- Exercise aim -
If a line in the data holds the string "this", list it.

[Records for processing Boundary: Start]

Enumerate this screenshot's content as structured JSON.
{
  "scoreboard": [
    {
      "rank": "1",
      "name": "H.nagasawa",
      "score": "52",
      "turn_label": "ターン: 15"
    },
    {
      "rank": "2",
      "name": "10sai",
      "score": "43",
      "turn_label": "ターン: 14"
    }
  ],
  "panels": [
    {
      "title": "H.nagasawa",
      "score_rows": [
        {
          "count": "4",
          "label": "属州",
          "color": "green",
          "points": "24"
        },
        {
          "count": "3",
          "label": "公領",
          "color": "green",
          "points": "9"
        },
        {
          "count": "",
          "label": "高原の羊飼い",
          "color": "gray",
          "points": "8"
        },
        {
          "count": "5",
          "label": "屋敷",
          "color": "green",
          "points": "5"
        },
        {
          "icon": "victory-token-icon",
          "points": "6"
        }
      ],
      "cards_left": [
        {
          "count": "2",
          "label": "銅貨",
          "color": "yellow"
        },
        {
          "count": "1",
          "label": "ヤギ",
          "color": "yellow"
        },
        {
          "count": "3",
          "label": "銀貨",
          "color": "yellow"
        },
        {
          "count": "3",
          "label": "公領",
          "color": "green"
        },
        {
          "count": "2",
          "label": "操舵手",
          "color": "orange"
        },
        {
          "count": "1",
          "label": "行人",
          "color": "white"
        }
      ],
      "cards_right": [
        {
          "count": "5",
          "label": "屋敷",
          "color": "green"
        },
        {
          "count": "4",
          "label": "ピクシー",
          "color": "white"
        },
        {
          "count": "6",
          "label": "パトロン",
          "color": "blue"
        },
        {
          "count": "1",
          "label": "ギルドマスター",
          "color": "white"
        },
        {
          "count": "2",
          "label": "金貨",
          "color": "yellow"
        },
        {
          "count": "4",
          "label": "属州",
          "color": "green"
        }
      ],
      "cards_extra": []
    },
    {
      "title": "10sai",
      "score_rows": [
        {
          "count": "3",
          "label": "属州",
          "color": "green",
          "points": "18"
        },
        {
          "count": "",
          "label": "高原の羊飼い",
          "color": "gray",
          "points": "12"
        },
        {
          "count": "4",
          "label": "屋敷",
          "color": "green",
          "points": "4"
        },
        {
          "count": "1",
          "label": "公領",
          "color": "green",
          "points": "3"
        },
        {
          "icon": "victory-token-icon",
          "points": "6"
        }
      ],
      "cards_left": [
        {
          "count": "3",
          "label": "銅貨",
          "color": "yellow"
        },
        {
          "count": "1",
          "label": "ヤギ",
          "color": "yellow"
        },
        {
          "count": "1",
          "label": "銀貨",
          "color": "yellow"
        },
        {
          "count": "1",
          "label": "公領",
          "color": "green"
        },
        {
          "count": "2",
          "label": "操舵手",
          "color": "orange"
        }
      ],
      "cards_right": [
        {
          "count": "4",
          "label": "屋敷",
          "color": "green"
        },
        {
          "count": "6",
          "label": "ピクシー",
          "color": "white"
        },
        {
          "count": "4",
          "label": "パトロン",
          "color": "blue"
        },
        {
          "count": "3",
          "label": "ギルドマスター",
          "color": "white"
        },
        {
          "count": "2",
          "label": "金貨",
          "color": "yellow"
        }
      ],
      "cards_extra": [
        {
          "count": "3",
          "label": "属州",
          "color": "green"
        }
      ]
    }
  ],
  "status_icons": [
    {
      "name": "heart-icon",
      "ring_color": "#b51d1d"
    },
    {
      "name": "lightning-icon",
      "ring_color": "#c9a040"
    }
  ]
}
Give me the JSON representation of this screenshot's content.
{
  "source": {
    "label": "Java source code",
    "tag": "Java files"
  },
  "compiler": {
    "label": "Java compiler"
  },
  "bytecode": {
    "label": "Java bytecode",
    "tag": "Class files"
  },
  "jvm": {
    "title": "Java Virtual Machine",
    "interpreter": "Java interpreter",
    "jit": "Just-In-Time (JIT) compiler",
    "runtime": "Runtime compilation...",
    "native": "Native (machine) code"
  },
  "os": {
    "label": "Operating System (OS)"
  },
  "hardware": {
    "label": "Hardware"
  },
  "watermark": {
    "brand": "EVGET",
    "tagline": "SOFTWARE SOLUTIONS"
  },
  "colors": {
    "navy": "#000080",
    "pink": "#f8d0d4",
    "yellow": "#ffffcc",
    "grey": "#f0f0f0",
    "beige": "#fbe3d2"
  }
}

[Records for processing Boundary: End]

- Answer space -
Enumerate this screenshot's content as structured JSON.
Give me the JSON representation of this screenshot's content.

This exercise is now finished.